Duval (Francois Cluzet, famous for 2011's The Intouchables) is an accountant. We meet him as he's descending into a life-changing meltdown and, after a stint of unexpected overtime seems to unlock some kind of obsessive-compulsive impulse inside him, he hits the bottle with unhappy results.
Kruithof introduces his protagonist with real verve, and manages to make a session of late-night file-organisation feel gripping and high-stakes. It's an atmosphere that he manages to sustain until his film becomes more of a conventional thriller.
A couple of years later, Duval is jobless and alone, spending his days doing jigsaw puzzles in his kitchenette. The good news is that he's just earned his One Year Sober chip from his local AA group; the bad news is that, without the possibility of a good reference from his accounting firm, he's unemployable.
Almost unemployable. Receiving a phone call from a mysterious source, he's summoned to an interview with the eyebrowless Clement (Denis Podalydès), the head of a so-called 'surveillance organisation'. Duval is hired to transcribe the tapes of wire-tappings. The dodgy political implications of these recordings are obvious; their contents clearly incriminate not only those overheard, but also the eavesdropper and, eventually, the transcriber.
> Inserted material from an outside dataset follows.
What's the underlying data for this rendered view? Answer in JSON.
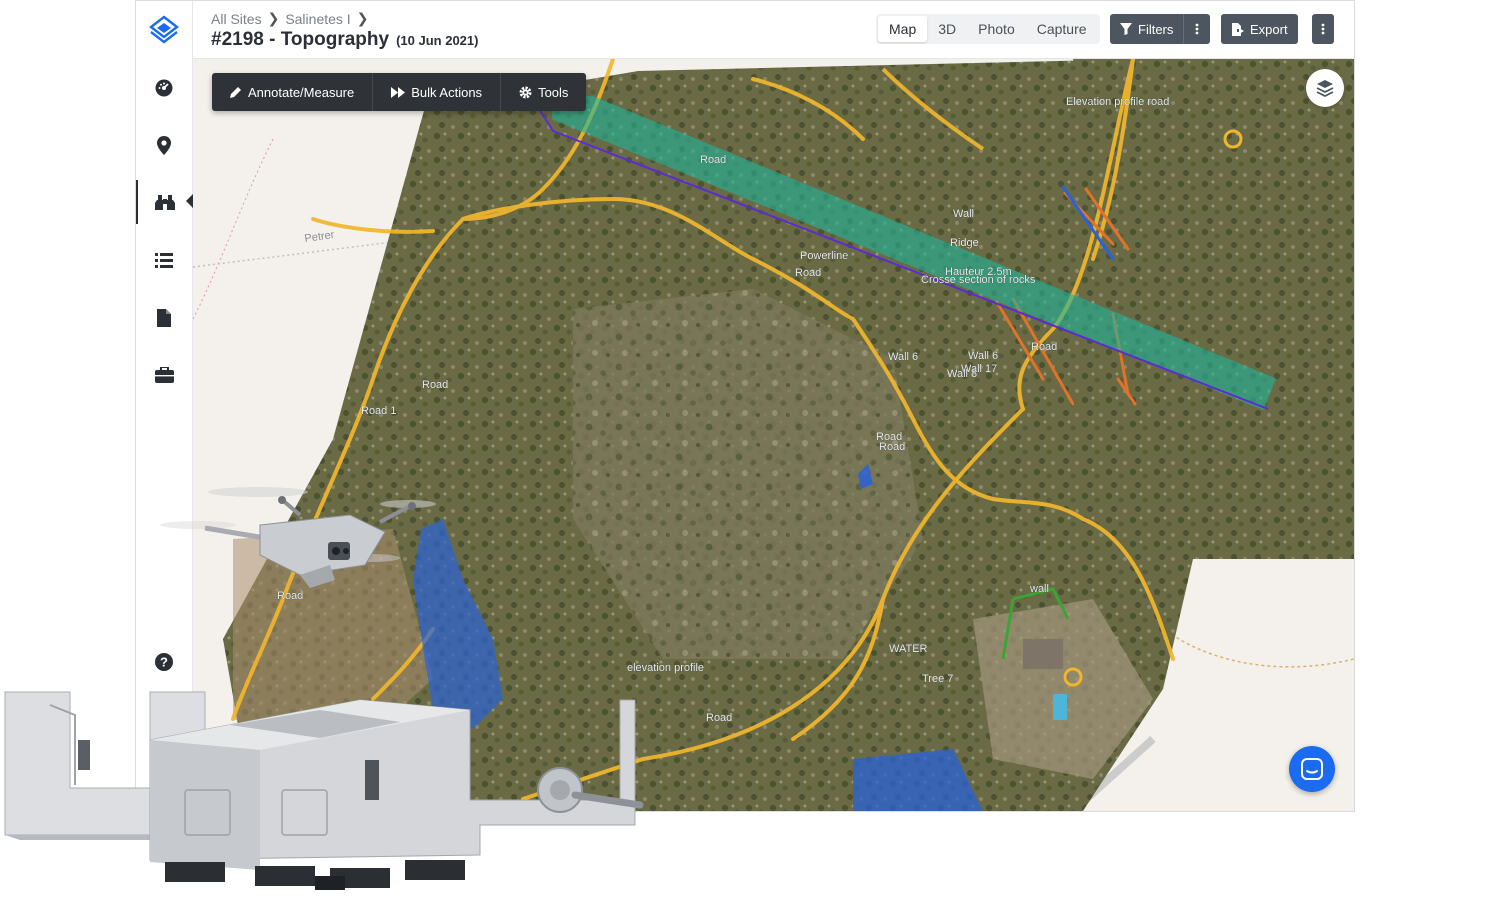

Soon Duval finds himself hearing things he shouldn't, involved in schemes against his will, and unable to quit a job he wishes he'd never accepted.
None of this makes a whole lot of sense. It's implied that Duval has been picked as a typist because he's desperate and easily manipulated, but wouldn't it be better to hire someone who believes in the surveillance firm's right-wing politics? Clement says as much, and then hires the apolitical Duval anyway. It's this disregard for the flavour of reality that gives Scribe the antiseptic tang of allegory.
|What||Scribe film review|
|Where||Various Locations | MAP|
|Nearest tube||Leicester Square (underground)|
21 Jul 17 – 21 Sep 17, Times vary
|Price||£determined by cinema|